Task brief :: For the records below, give the number of lines in which "Type" appears, and add nothing else.

Stored dataset items:
--

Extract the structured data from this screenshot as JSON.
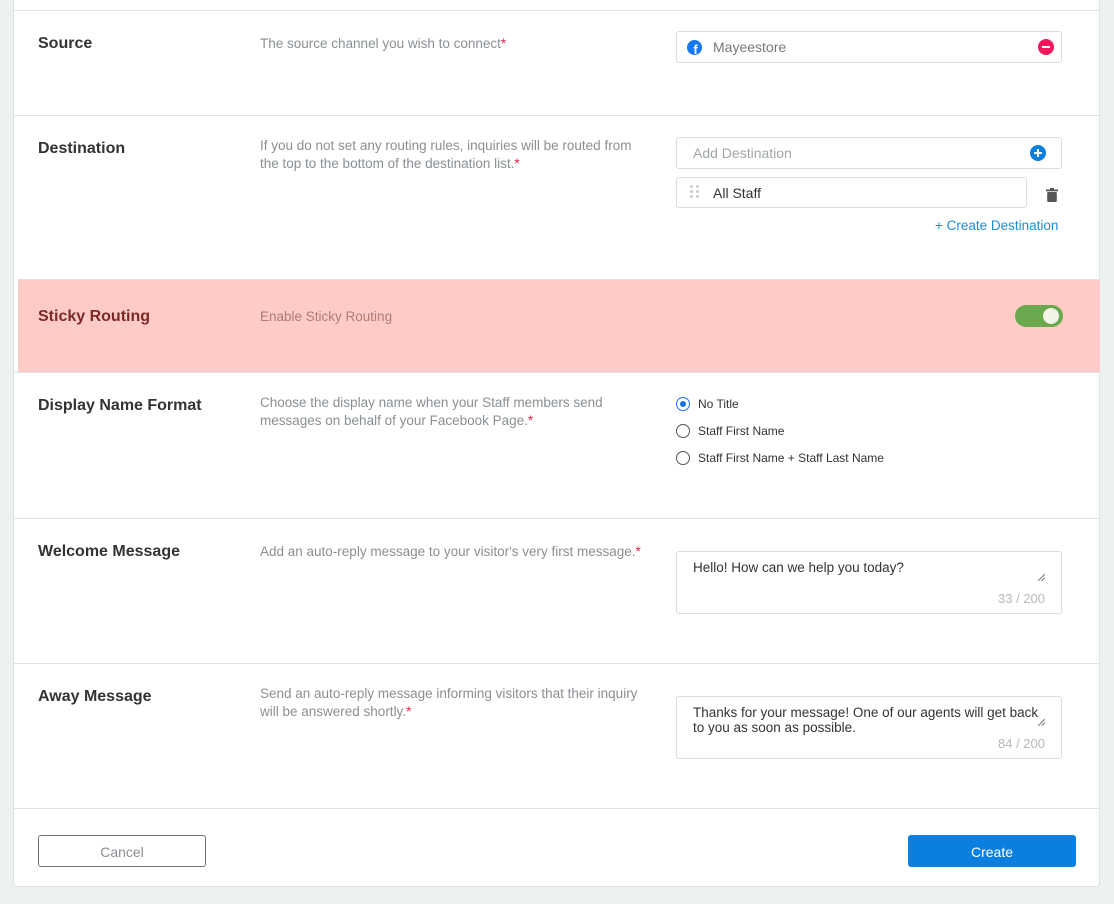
{
  "source": {
    "title": "Source",
    "description": "The source channel you wish to connect",
    "required_mark": "*",
    "channel_name": "Mayeestore",
    "channel_icon": "facebook-icon",
    "remove_icon": "remove-icon"
  },
  "destination": {
    "title": "Destination",
    "description": "If you do not set any routing rules, inquiries will be routed from the top to the bottom of the destination list.",
    "required_mark": "*",
    "add_placeholder": "Add Destination",
    "items": [
      {
        "label": "All Staff"
      }
    ],
    "create_link": "+ Create Destination"
  },
  "sticky_routing": {
    "title": "Sticky Routing",
    "description": "Enable Sticky Routing",
    "enabled": true
  },
  "display_name_format": {
    "title": "Display Name Format",
    "description": "Choose the display name when your Staff members send messages on behalf of your Facebook Page.",
    "required_mark": "*",
    "options": [
      {
        "label": "No Title",
        "selected": true
      },
      {
        "label": "Staff First Name",
        "selected": false
      },
      {
        "label": "Staff First Name + Staff Last Name",
        "selected": false
      }
    ]
  },
  "welcome_message": {
    "title": "Welcome Message",
    "description": "Add an auto-reply message to your visitor's very first message.",
    "required_mark": "*",
    "value": "Hello! How can we help you today?",
    "counter": "33 / 200"
  },
  "away_message": {
    "title": "Away Message",
    "description": "Send an auto-reply message informing visitors that their inquiry will be answered shortly.",
    "required_mark": "*",
    "value": "Thanks for your message! One of our agents will get back to you as soon as possible.",
    "counter": "84 / 200"
  },
  "footer": {
    "cancel_label": "Cancel",
    "create_label": "Create"
  },
  "colors": {
    "accent": "#0b7fe0",
    "highlight": "#fecbc6",
    "toggle_on": "#6aa94e",
    "required": "#e0234e",
    "remove": "#f0185a"
  }
}
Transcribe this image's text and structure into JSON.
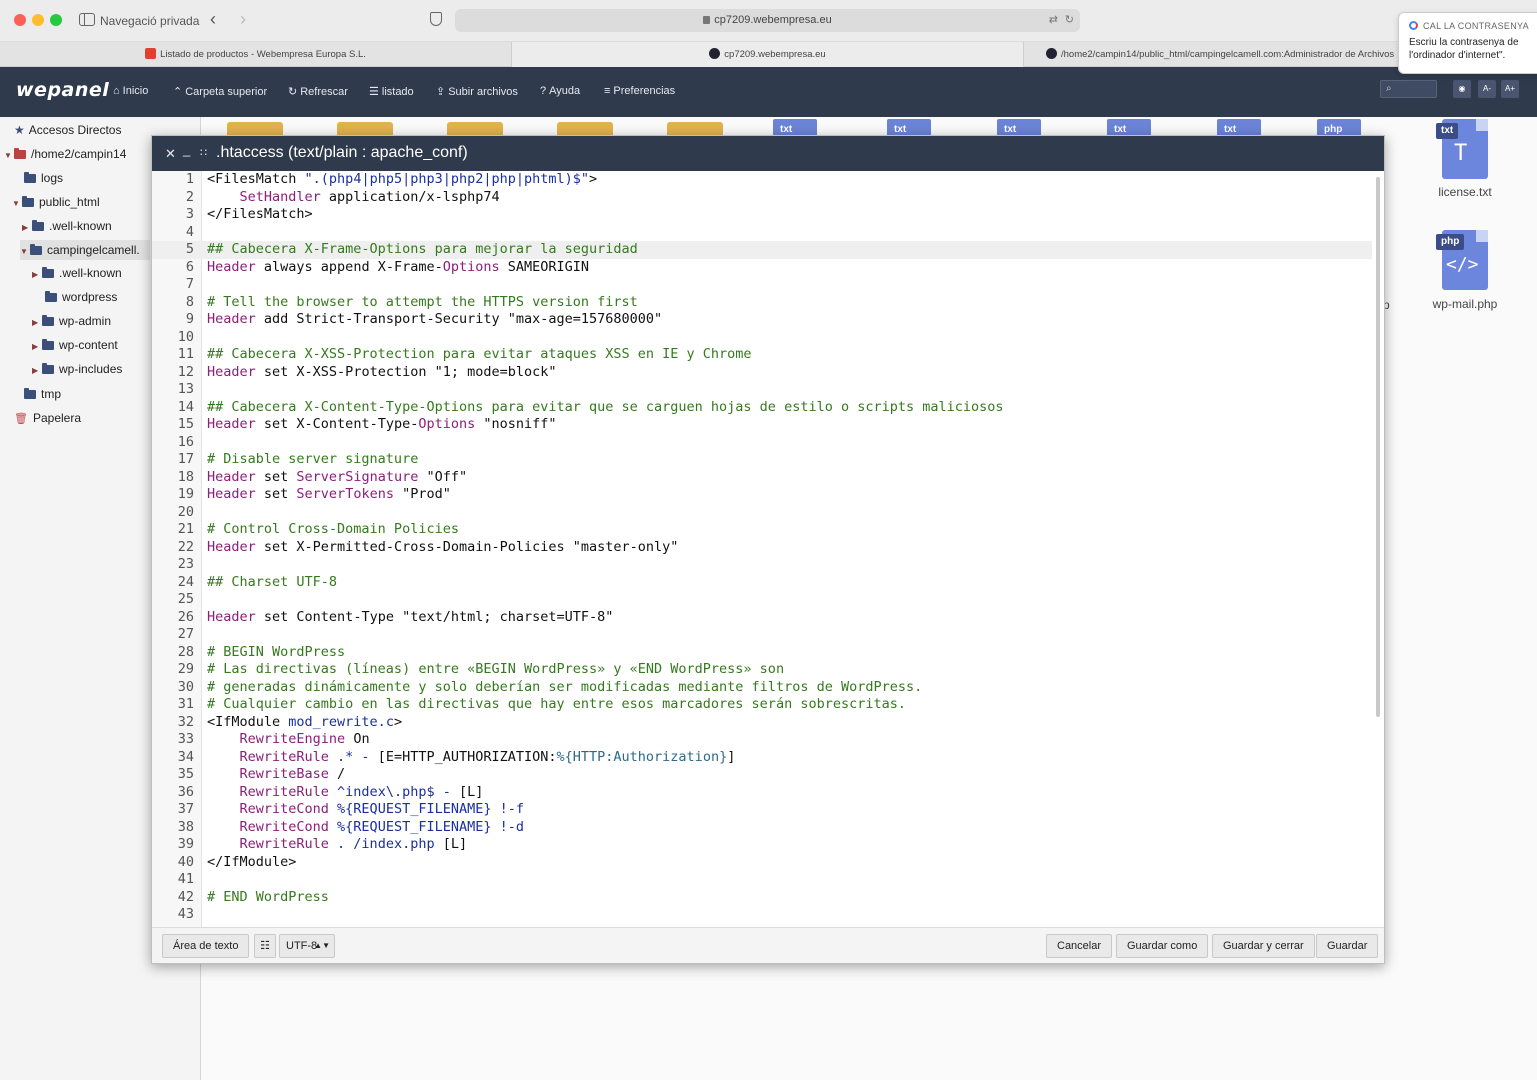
{
  "browser": {
    "private_label": "Navegació privada",
    "address": "cp7209.webempresa.eu",
    "tabs": [
      {
        "title": "Listado de productos - Webempresa Europa S.L."
      },
      {
        "title": "cp7209.webempresa.eu"
      },
      {
        "title": "/home2/campin14/public_html/campingelcamell.com:Administrador de Archivos"
      }
    ]
  },
  "password_popup": {
    "title": "CAL LA CONTRASENYA",
    "text": "Escriu la contrasenya de l'ordinador d'internet\"."
  },
  "app": {
    "logo": "wepanel",
    "toolbar": {
      "home": "Inicio",
      "parent": "Carpeta superior",
      "refresh": "Refrescar",
      "list": "listado",
      "upload": "Subir archivos",
      "help": "Ayuda",
      "prefs": "Preferencias"
    },
    "font_minus": "A-",
    "font_plus": "A+"
  },
  "tree": {
    "shortcuts": "Accesos Directos",
    "root": "/home2/campin14",
    "logs": "logs",
    "public_html": "public_html",
    "well_known_1": ".well-known",
    "campingelcamell": "campingelcamell.",
    "well_known_2": ".well-known",
    "wordpress": "wordpress",
    "wp_admin": "wp-admin",
    "wp_content": "wp-content",
    "wp_includes": "wp-includes",
    "tmp": "tmp",
    "trash": "Papelera"
  },
  "files": {
    "bg_badges": [
      "txt",
      "txt",
      "txt",
      "txt",
      "txt",
      "php"
    ],
    "license": {
      "badge": "txt",
      "name": "license.txt"
    },
    "wp_mail": {
      "badge": "php",
      "name": "wp-mail.php"
    },
    "partial_label": "p"
  },
  "editor": {
    "title": ".htaccess (text/plain : apache_conf)",
    "active_line": 5,
    "lines": [
      [
        [
          "t",
          "<FilesMatch "
        ],
        [
          "s",
          "\".(php4|php5|php3|php2|php|phtml)$\""
        ],
        [
          "t",
          ">"
        ]
      ],
      [
        [
          "t",
          "    "
        ],
        [
          "k",
          "SetHandler"
        ],
        [
          "t",
          " application/x-lsphp74"
        ]
      ],
      [
        [
          "t",
          "</FilesMatch>"
        ]
      ],
      [],
      [
        [
          "c",
          "## Cabecera X-Frame-Options para mejorar la seguridad"
        ]
      ],
      [
        [
          "k",
          "Header"
        ],
        [
          "t",
          " always append X-Frame-"
        ],
        [
          "k",
          "Options"
        ],
        [
          "t",
          " SAMEORIGIN"
        ]
      ],
      [],
      [
        [
          "c",
          "# Tell the browser to attempt the HTTPS version first"
        ]
      ],
      [
        [
          "k",
          "Header"
        ],
        [
          "t",
          " add Strict-Transport-Security \"max-age=157680000\""
        ]
      ],
      [],
      [
        [
          "c",
          "## Cabecera X-XSS-Protection para evitar ataques XSS en IE y Chrome"
        ]
      ],
      [
        [
          "k",
          "Header"
        ],
        [
          "t",
          " set X-XSS-Protection \"1; mode=block\""
        ]
      ],
      [],
      [
        [
          "c",
          "## Cabecera X-Content-Type-Options para evitar que se carguen hojas de estilo o scripts maliciosos"
        ]
      ],
      [
        [
          "k",
          "Header"
        ],
        [
          "t",
          " set X-Content-Type-"
        ],
        [
          "k",
          "Options"
        ],
        [
          "t",
          " \"nosniff\""
        ]
      ],
      [],
      [
        [
          "c",
          "# Disable server signature"
        ]
      ],
      [
        [
          "k",
          "Header"
        ],
        [
          "t",
          " set "
        ],
        [
          "k",
          "ServerSignature"
        ],
        [
          "t",
          " \"Off\""
        ]
      ],
      [
        [
          "k",
          "Header"
        ],
        [
          "t",
          " set "
        ],
        [
          "k",
          "ServerTokens"
        ],
        [
          "t",
          " \"Prod\""
        ]
      ],
      [],
      [
        [
          "c",
          "# Control Cross-Domain Policies"
        ]
      ],
      [
        [
          "k",
          "Header"
        ],
        [
          "t",
          " set X-Permitted-Cross-Domain-Policies \"master-only\""
        ]
      ],
      [],
      [
        [
          "c",
          "## Charset UTF-8"
        ]
      ],
      [],
      [
        [
          "k",
          "Header"
        ],
        [
          "t",
          " set Content-Type \"text/html; charset=UTF-8\""
        ]
      ],
      [],
      [
        [
          "c",
          "# BEGIN WordPress"
        ]
      ],
      [
        [
          "c",
          "# Las directivas (líneas) entre «BEGIN WordPress» y «END WordPress» son"
        ]
      ],
      [
        [
          "c",
          "# generadas dinámicamente y solo deberían ser modificadas mediante filtros de WordPress."
        ]
      ],
      [
        [
          "c",
          "# Cualquier cambio en las directivas que hay entre esos marcadores serán sobrescritas."
        ]
      ],
      [
        [
          "t",
          "<IfModule "
        ],
        [
          "s",
          "mod_rewrite.c"
        ],
        [
          "t",
          ">"
        ]
      ],
      [
        [
          "t",
          "    "
        ],
        [
          "k",
          "RewriteEngine"
        ],
        [
          "t",
          " On"
        ]
      ],
      [
        [
          "t",
          "    "
        ],
        [
          "k",
          "RewriteRule"
        ],
        [
          "s",
          " .* - "
        ],
        [
          "t",
          "[E=HTTP_AUTHORIZATION:"
        ],
        [
          "v",
          "%{HTTP:Authorization}"
        ],
        [
          "t",
          "]"
        ]
      ],
      [
        [
          "t",
          "    "
        ],
        [
          "k",
          "RewriteBase"
        ],
        [
          "t",
          " /"
        ]
      ],
      [
        [
          "t",
          "    "
        ],
        [
          "k",
          "RewriteRule"
        ],
        [
          "s",
          " ^index\\.php$ - "
        ],
        [
          "t",
          "[L]"
        ]
      ],
      [
        [
          "t",
          "    "
        ],
        [
          "k",
          "RewriteCond"
        ],
        [
          "s",
          " %{REQUEST_FILENAME} !-f"
        ]
      ],
      [
        [
          "t",
          "    "
        ],
        [
          "k",
          "RewriteCond"
        ],
        [
          "s",
          " %{REQUEST_FILENAME} !-d"
        ]
      ],
      [
        [
          "t",
          "    "
        ],
        [
          "k",
          "RewriteRule"
        ],
        [
          "s",
          " . /index.php "
        ],
        [
          "t",
          "[L]"
        ]
      ],
      [
        [
          "t",
          "</IfModule>"
        ]
      ],
      [],
      [
        [
          "c",
          "# END WordPress"
        ]
      ],
      []
    ],
    "footer": {
      "textarea": "Área de texto",
      "encoding": "UTF-8",
      "cancel": "Cancelar",
      "save_as": "Guardar como",
      "save_close": "Guardar y cerrar",
      "save": "Guardar"
    }
  },
  "colors": {
    "header_bg": "#2f3a4d",
    "comment": "#357a1e",
    "keyword": "#8b1f7a",
    "string": "#1a2fa0"
  }
}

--

Task result :: 3